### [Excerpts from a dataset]
○ ○ ○ ○ ○ ○ ○

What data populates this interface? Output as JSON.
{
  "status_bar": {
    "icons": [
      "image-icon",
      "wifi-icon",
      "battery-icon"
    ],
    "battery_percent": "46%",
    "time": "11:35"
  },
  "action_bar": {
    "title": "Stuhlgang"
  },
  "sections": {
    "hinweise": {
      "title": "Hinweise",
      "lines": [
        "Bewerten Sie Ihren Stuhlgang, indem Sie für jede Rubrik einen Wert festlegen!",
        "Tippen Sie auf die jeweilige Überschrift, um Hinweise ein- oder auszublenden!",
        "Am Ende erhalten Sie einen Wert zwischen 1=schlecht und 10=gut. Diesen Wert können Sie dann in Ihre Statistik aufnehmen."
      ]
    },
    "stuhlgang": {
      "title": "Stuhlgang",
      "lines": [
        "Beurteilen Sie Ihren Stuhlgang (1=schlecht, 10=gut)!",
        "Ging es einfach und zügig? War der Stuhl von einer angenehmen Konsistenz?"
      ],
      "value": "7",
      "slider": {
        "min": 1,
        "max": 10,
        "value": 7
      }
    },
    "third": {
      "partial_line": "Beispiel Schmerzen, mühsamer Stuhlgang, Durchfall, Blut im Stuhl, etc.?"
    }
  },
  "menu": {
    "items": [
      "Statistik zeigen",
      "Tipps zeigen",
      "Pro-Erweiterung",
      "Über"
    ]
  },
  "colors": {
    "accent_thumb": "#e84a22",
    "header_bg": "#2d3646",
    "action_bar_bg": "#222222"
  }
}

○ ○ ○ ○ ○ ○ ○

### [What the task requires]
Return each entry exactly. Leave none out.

### [Exercise output]
What data populates this interface? Output as JSON.
{
  "status_bar": {
    "icons": [
      "image-icon",
      "wifi-icon",
      "battery-icon"
    ],
    "battery_percent": "46%",
    "time": "11:35"
  },
  "action_bar": {
    "title": "Stuhlgang"
  },
  "sections": {
    "hinweise": {
      "title": "Hinweise",
      "lines": [
        "Bewerten Sie Ihren Stuhlgang, indem Sie für jede Rubrik einen Wert festlegen!",
        "Tippen Sie auf die jeweilige Überschrift, um Hinweise ein- oder auszublenden!",
        "Am Ende erhalten Sie einen Wert zwischen 1=schlecht und 10=gut. Diesen Wert können Sie dann in Ihre Statistik aufnehmen."
      ]
    },
    "stuhlgang": {
      "title": "Stuhlgang",
      "lines": [
        "Beurteilen Sie Ihren Stuhlgang (1=schlecht, 10=gut)!",
        "Ging es einfach und zügig? War der Stuhl von einer angenehmen Konsistenz?"
      ],
      "value": "7",
      "slider": {
        "min": 1,
        "max": 10,
        "value": 7
      }
    },
    "third": {
      "partial_line": "Beispiel Schmerzen, mühsamer Stuhlgang, Durchfall, Blut im Stuhl, etc.?"
    }
  },
  "menu": {
    "items": [
      "Statistik zeigen",
      "Tipps zeigen",
      "Pro-Erweiterung",
      "Über"
    ]
  },
  "colors": {
    "accent_thumb": "#e84a22",
    "header_bg": "#2d3646",
    "action_bar_bg": "#222222"
  }
}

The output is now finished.